N.S. v. New York State Department of Education, 2013 U.S. Dist. LEXIS 64190 (W.D.N.Y. April 15, 2013) (student’s graduation made challenge to IEP moot; no exception to finding of mootness because injury incapable of repetition).
During the 2002-03 school year, N.S. was determined by the District’s Committee on Special Education (CSE) to be autistic and thus qualified for special education services pursuant to the IDEA. An IEP was developed and implemented for the 2002-03 school year, and that IEP was modified each subsequent school year.
For the 2005-06 school year, N.S.’s parent disagreed with the IEP. Without an IEP in place, N.S. was educated pursuant to a “pendency plan” defined as the most recently agreed to IEP. In April 2006, with no 2005-06 IEP yet in place, N.S. filed a due process complaint against the District asserting that N.S. had been denied a free appropriate public education (FAPE) . Throughout the hearing it was undisputed that N.S. never received any instruction under the 2005-06 IEP, but was rather educated pursuant to a 2003-04 IEP. Though an Impartial Hearing Officer (IHO) found that the District had failed to offer N.S. a FAPE for the 2005-06 school year, that decision was reversed by a State Review Officer (SRO). N.S. appeals the decision of the SRO to this federal court.
In this opinion, the Court considered the District’s motion for summary judgment arguing that (1) N.S.’s claims are moot because the 2005-06 school year has passed without the 2005-06 IEP ever having been implemented; (2) the SRO’s decision was reasonable and appropriate; and (3) the District provided N.S. with a FAPE for the 2005-06 school year. N.S. did not file any opposition to the District’s motion.
On the mootness issue, the District argued that the 2005-06 IEP, which was never implemented and had expired some 6 years before this action, had been superceded by subsequent IEPs. In the meantime, N.S. had graduated rendering challenges to the IEP moot. While the Court noted that any dispute before it must at all times be “real and live,” it noted an exception to this rule in cases where the injury is capable of repetition, yet evades review. Relying on the fact that N.S. had graduated, the Court determined that the injury was not capable of repetition, and therefore moot.
Regarding the SRO’s decision, the Court noted that SRO prepared a 19-page single spaced decision that was both thorough and careful and that contained an exhaustive description of N.S.’s educational history while thoroughly reviewing the testimony before the IHO. Moreover, N.S. failed to point to any specific error in the SRO decision.

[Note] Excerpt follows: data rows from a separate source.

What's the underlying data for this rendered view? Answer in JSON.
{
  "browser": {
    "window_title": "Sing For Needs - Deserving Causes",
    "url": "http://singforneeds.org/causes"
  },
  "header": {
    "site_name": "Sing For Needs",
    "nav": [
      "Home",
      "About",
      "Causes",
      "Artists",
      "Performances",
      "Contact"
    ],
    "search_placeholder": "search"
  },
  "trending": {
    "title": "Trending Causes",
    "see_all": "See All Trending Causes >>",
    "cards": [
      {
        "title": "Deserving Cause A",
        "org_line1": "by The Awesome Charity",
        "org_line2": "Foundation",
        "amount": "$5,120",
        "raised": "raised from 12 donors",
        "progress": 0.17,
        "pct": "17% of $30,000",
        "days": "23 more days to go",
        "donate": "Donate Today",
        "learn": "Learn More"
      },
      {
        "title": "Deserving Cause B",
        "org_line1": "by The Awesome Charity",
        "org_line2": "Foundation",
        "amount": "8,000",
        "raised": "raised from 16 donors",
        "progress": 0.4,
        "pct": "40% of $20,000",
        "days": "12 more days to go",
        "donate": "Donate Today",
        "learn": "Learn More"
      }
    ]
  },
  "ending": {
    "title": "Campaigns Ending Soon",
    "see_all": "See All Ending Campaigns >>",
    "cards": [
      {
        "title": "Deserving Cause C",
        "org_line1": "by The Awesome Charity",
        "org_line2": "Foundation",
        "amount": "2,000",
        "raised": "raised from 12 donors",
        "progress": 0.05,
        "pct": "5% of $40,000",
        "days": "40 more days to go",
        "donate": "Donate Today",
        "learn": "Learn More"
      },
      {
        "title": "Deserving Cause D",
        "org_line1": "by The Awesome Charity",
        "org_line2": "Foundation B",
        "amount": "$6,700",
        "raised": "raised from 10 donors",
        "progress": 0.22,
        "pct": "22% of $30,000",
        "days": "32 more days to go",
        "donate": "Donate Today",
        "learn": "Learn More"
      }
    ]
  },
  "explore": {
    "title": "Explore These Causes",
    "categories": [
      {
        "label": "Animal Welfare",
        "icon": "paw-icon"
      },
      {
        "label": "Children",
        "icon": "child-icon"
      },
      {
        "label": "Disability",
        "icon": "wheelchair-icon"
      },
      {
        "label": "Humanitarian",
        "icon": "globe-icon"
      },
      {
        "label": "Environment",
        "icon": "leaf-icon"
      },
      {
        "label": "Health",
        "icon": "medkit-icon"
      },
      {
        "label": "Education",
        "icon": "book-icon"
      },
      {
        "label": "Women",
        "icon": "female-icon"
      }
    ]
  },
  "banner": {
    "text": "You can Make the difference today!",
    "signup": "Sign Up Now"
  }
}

The federal Court additionally found that the District offered N.S. a FAPE for the 2005-06 school year. Noting that the IDEA requires access to education in a “meaningful way” with an IEP designed to “produce progress, not regression,” the Court found that N.S.’s passing all his classes and graduating from high school was evidence that the pendancy placement allowed N.S. to make “satisfactory progress.” On these findings, the Court granted the District’s motion for summary judgment and dismissed the case.